I often think that I’ve dedicated the last 14 years of my consulting career to an activity which is entirely defined by the famous quote about madness…to paraphrase, doing the same thing over and over and expecting a different result. Why is this? The reason is simple: Mergers and acquisitions offer opportunities for CEOs in every type of situation; defensive, growth orientated, focused on the need to diversify geographically or by customer/product, or lets be clear, for those CEOs keen to leave behind a legacy. In many ways, acquisition as a solution is too easy – although perhaps less so now than in the early 2000s. But the decision to acquire or merge is often based on good strategic rationale, coupled with the ‘heat of the moment’.
The reality is however that the effort involved in successfully integrating is huge and highly complex. Any attempt to ‘commoditise’ the process is fraught with danger – each transaction is different and the lowest process common denominator will need so much revision as to render it useless on the ground.
There are however a few things which raise the likelihood of success:
1. Treat each acquisition as if, instead of buying a company, you had commissioned an executive search/recruitment company to find you the equivalent number of senior, or technically gifted, or operationally skilled employees. Think about the effort you would expect your senior managers to make, to induct, motivate, manage and get the most out of their new colleagues, and apply that thought process to your deal. There are very few people who show loyalty to a company which they didn’t volunteer to join.
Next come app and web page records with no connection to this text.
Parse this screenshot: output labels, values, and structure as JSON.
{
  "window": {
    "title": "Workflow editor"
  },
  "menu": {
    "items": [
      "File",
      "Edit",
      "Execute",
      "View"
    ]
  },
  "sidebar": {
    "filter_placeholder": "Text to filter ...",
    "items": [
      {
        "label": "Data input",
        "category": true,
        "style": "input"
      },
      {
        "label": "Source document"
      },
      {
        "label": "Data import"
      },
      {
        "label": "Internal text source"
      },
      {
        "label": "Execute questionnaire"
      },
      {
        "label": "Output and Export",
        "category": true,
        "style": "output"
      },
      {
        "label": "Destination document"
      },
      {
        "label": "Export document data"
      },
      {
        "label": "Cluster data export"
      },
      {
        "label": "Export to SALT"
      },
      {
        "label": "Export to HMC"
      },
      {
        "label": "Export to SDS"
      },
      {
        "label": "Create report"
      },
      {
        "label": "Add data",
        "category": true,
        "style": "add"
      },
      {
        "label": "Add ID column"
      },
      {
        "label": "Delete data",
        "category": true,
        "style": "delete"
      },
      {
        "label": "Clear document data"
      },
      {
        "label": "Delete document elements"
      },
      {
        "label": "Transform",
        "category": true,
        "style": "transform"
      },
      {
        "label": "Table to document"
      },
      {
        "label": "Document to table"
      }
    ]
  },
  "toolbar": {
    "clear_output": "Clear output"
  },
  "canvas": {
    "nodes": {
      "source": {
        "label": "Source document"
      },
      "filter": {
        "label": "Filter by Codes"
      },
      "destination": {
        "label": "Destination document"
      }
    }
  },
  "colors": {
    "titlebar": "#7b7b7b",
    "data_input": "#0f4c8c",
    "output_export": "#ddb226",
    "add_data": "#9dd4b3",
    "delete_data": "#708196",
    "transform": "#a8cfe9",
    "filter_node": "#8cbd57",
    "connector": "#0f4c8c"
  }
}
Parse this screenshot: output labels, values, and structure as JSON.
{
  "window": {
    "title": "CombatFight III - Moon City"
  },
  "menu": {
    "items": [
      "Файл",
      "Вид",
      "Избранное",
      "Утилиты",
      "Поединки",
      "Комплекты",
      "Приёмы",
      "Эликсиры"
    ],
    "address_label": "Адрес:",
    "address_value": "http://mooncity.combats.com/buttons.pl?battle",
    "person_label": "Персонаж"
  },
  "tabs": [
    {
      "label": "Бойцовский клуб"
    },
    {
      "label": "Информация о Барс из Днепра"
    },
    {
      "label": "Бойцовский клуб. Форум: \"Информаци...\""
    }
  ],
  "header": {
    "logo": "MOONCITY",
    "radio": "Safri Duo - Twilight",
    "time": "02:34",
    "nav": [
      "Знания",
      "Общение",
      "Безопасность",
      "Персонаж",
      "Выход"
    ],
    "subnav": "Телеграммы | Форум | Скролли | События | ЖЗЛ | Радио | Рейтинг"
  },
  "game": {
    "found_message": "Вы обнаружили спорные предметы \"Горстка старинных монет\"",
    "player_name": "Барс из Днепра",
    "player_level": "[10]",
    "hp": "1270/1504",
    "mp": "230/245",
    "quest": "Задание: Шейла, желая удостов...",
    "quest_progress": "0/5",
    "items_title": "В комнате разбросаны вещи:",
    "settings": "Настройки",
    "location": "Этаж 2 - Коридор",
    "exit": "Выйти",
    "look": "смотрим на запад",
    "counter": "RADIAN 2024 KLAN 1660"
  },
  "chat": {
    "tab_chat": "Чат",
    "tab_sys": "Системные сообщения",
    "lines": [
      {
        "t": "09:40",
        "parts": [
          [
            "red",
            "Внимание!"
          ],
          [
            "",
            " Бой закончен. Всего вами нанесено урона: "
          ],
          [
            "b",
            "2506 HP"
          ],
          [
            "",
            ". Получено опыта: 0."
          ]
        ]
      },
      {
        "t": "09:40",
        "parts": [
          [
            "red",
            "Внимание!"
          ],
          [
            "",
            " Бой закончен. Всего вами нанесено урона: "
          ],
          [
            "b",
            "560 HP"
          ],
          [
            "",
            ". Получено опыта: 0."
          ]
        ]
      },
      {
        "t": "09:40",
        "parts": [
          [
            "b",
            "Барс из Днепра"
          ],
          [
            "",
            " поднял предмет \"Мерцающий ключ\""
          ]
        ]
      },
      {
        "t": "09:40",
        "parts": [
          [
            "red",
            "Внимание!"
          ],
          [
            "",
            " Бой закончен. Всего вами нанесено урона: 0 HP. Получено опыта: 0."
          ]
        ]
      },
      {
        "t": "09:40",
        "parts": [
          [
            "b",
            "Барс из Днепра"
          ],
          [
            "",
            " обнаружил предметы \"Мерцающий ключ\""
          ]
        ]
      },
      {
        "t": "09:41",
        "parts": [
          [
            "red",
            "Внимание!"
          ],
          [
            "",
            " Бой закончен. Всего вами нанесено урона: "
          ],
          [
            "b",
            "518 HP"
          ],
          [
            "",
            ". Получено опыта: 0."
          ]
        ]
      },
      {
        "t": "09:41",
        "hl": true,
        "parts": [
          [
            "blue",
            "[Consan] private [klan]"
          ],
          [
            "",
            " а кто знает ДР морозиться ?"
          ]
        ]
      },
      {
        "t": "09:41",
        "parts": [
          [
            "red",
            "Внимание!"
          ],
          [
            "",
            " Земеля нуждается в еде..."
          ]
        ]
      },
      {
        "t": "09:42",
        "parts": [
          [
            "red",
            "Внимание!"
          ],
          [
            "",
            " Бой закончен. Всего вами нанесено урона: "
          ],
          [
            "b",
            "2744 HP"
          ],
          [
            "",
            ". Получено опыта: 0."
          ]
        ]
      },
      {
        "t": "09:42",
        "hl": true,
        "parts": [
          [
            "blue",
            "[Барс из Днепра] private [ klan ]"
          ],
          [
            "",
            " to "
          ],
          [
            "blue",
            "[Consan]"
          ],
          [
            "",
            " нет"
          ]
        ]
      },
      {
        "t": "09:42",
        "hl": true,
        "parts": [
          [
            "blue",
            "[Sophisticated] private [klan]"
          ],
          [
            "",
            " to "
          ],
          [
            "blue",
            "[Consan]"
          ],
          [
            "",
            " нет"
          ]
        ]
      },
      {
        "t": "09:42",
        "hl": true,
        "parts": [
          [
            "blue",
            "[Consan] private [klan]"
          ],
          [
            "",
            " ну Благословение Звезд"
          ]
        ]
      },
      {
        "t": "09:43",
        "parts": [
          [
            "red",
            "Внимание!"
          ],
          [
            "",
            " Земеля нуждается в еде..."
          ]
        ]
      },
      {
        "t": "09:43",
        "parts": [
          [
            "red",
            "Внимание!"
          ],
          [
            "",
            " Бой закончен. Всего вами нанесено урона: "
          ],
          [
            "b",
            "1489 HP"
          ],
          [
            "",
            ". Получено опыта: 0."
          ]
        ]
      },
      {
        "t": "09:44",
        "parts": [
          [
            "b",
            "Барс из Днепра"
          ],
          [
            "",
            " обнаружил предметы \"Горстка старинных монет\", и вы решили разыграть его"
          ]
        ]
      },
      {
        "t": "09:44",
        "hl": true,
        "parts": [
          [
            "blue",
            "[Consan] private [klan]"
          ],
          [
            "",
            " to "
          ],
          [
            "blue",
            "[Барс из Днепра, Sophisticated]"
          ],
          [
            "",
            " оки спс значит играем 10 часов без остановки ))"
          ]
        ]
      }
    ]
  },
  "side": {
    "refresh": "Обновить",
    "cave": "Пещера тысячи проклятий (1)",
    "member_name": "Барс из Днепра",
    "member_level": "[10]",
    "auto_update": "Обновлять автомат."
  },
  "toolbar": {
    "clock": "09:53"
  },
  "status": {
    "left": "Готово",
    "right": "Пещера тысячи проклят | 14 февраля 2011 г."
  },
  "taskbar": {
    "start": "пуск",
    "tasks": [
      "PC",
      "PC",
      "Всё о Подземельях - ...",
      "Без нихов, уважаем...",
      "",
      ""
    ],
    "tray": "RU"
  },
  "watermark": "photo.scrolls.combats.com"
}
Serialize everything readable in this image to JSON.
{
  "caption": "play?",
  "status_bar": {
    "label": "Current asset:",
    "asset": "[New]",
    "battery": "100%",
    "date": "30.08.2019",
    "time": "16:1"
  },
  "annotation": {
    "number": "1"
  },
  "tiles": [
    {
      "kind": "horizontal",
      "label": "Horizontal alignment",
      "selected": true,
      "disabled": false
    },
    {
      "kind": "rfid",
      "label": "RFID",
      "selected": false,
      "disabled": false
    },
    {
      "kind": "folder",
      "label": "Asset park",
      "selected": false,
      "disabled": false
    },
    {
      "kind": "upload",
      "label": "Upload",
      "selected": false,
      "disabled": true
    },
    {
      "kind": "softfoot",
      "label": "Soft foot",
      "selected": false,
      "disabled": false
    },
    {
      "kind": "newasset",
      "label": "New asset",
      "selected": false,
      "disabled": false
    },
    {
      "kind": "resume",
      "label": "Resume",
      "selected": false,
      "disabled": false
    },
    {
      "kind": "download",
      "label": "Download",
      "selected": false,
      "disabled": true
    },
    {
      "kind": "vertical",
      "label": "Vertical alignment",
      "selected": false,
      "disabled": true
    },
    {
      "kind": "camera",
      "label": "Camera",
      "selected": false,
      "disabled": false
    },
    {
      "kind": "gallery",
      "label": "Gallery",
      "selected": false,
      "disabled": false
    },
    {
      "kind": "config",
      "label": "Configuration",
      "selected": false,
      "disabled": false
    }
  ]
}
2. Manage the communications process as if you were a receiver of information – what do you want to hear from your new management team, and what channel is going to be most effective for you.
3. ‘Focused integration’ so that the things which are critical to your strategic objectives are the first things to be delivered. If you are buying a business because of its innovative capability, find the innovators before you complete, get them networked into your own equivalents and give them a task – a new product within three months of completion as an example. If you are buying because of the sales channel, focus on the sales team first. Understand from them the best way to get them familiar and willing to sell your product and put reward structures around the function to motivate them to deliver.
Make sure that the people from the support functions involved in integration understand something about managing change, and not just compliance!
4. If you need to change the culture in your newly integrated company, change your own behaviour first. Find an opportunity to demonstrate the change you require in your own actions and watch as others follow you.
5. Finally for each piece of process you use to create the newly integrated business, also use one people-related action. If you are considering developing a new target operating model, create a vision and mission statement which describes the company in 2 to 3 years from the perspective of its customers and employees. For every piece of process re-engineering, engage with the key influencers and ask for their help in shaping and implementing it.
To conclude, the biggest challenge in any integration is maintaining performance or productivity, be that with regard to customers, service, quality, innovation or output. At the heart of the productivity challenge are your employees, and with no intervention their productivity will fall, potentially by some considerable percentage. Creating some mitigating actions to prevent this from happening or minimise its impact is no longer a ‘nice to have’ strategy, it should be core to your integration effort.